Your answer must be one number: the count of lines below that include "Ctrl".

=== DATA LISTING ===

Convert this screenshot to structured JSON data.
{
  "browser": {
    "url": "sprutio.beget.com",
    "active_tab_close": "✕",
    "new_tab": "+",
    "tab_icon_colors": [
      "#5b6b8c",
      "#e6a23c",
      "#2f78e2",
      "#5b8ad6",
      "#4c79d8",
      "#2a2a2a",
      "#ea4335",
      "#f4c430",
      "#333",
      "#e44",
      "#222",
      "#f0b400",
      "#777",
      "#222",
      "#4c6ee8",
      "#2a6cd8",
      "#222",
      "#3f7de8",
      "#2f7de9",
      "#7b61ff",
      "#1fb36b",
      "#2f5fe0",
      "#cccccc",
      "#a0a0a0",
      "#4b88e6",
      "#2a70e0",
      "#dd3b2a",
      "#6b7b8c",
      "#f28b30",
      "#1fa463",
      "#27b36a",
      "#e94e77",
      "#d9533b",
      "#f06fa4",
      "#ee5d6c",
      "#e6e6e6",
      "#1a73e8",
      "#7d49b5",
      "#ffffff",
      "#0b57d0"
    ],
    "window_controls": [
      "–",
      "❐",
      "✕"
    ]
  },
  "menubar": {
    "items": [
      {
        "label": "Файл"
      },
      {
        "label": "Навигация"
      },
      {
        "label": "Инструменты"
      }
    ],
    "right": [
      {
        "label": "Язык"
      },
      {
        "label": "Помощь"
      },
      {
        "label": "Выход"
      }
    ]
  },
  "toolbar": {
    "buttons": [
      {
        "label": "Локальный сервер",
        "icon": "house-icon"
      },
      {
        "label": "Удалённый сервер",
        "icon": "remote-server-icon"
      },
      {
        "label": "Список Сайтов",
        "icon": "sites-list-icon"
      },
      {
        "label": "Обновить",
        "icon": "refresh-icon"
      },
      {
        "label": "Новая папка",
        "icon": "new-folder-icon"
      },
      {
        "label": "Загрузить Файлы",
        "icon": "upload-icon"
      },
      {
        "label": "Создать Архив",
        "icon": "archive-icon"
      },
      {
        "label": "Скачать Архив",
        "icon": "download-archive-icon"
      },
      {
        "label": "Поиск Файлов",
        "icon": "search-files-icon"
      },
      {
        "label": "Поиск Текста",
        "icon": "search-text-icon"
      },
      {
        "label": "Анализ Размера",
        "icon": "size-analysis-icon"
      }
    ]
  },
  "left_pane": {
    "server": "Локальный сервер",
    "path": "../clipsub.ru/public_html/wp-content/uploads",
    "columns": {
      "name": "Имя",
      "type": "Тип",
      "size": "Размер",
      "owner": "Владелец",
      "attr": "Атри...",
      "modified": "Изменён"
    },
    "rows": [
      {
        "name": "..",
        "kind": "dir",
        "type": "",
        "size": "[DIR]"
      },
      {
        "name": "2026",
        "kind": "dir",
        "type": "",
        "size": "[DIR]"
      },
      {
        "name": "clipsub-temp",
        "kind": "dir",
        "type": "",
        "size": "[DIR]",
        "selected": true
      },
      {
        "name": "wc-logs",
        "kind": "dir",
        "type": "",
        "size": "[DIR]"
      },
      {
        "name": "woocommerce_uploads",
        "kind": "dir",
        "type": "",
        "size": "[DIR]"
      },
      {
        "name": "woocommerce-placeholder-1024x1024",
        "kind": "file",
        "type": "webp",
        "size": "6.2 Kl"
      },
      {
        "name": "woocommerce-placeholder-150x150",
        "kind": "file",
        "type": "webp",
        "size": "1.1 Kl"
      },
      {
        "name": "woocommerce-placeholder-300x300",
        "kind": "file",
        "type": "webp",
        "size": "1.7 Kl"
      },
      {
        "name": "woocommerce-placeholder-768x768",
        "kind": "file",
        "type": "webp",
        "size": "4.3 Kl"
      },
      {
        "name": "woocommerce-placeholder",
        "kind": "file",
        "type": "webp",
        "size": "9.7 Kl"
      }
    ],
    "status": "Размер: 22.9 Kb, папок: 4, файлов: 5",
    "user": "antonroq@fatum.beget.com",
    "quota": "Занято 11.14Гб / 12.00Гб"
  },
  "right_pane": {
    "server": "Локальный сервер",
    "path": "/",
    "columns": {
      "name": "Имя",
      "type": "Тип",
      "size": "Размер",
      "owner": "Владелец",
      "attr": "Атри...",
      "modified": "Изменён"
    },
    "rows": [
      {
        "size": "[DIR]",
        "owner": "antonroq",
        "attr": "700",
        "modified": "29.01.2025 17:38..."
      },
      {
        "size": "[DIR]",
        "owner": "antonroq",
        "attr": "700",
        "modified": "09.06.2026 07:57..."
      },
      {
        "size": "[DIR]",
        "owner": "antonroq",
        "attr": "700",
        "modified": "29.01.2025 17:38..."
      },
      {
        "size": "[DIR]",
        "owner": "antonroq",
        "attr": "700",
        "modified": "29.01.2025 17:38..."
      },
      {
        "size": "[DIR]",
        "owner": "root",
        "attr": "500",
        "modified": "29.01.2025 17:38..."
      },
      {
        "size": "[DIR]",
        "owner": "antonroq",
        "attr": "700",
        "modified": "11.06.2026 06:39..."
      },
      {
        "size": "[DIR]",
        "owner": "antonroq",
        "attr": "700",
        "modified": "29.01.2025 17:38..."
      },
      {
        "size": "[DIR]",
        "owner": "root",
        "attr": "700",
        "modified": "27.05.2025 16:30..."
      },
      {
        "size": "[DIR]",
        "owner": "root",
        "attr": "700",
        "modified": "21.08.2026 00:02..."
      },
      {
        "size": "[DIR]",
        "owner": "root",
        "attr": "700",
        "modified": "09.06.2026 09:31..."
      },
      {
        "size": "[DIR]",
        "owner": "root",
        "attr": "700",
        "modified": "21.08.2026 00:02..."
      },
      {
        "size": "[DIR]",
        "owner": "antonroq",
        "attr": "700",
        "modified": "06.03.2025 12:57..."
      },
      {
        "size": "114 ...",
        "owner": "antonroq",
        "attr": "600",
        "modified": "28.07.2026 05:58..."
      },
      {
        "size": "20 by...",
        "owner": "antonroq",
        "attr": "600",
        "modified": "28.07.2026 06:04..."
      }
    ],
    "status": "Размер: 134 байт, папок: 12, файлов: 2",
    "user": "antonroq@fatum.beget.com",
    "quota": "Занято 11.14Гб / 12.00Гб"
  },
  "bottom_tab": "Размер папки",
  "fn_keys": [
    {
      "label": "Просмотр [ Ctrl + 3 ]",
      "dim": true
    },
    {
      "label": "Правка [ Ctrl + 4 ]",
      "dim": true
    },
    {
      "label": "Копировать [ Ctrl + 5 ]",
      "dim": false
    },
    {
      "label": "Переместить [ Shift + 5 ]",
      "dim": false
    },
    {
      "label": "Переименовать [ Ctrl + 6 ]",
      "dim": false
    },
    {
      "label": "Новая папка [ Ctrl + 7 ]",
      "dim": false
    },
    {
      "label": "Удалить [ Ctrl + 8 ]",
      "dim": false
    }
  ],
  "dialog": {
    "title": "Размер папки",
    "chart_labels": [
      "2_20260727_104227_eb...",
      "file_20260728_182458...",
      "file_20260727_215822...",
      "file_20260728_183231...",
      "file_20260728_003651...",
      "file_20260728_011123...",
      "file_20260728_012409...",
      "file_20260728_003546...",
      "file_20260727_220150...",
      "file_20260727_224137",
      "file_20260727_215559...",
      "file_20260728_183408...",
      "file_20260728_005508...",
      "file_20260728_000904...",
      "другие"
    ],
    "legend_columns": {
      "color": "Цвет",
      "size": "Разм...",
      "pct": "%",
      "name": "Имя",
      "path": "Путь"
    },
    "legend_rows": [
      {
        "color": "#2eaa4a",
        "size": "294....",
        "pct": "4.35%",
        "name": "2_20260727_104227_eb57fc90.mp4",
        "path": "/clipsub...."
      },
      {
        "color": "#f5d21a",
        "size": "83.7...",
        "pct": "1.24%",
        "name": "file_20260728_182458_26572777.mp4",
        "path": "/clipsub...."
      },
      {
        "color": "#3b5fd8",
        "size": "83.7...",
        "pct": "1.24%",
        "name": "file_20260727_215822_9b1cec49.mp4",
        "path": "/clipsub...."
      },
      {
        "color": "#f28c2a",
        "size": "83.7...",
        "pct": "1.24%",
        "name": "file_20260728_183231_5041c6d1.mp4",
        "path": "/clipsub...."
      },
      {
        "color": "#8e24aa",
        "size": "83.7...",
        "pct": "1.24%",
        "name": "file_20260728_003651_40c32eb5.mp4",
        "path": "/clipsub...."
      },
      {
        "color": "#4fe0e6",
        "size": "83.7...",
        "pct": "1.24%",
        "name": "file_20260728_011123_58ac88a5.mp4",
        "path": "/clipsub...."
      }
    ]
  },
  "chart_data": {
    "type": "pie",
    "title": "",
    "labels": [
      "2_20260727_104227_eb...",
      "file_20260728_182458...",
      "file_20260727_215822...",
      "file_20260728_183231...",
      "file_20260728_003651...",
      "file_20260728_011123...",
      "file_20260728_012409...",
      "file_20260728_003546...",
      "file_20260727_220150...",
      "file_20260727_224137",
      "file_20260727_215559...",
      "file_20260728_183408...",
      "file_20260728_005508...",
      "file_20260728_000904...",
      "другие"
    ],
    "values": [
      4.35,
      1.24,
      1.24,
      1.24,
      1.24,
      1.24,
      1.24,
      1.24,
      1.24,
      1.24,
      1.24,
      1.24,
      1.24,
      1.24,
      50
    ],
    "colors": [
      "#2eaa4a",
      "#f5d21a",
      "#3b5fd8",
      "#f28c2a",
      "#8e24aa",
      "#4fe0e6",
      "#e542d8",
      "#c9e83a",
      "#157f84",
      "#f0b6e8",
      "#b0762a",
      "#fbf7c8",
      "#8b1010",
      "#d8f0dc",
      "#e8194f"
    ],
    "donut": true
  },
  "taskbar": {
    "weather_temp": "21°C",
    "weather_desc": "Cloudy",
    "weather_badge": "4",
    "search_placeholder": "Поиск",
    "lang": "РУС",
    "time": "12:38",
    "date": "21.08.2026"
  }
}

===

(TASK OUTPUT):
6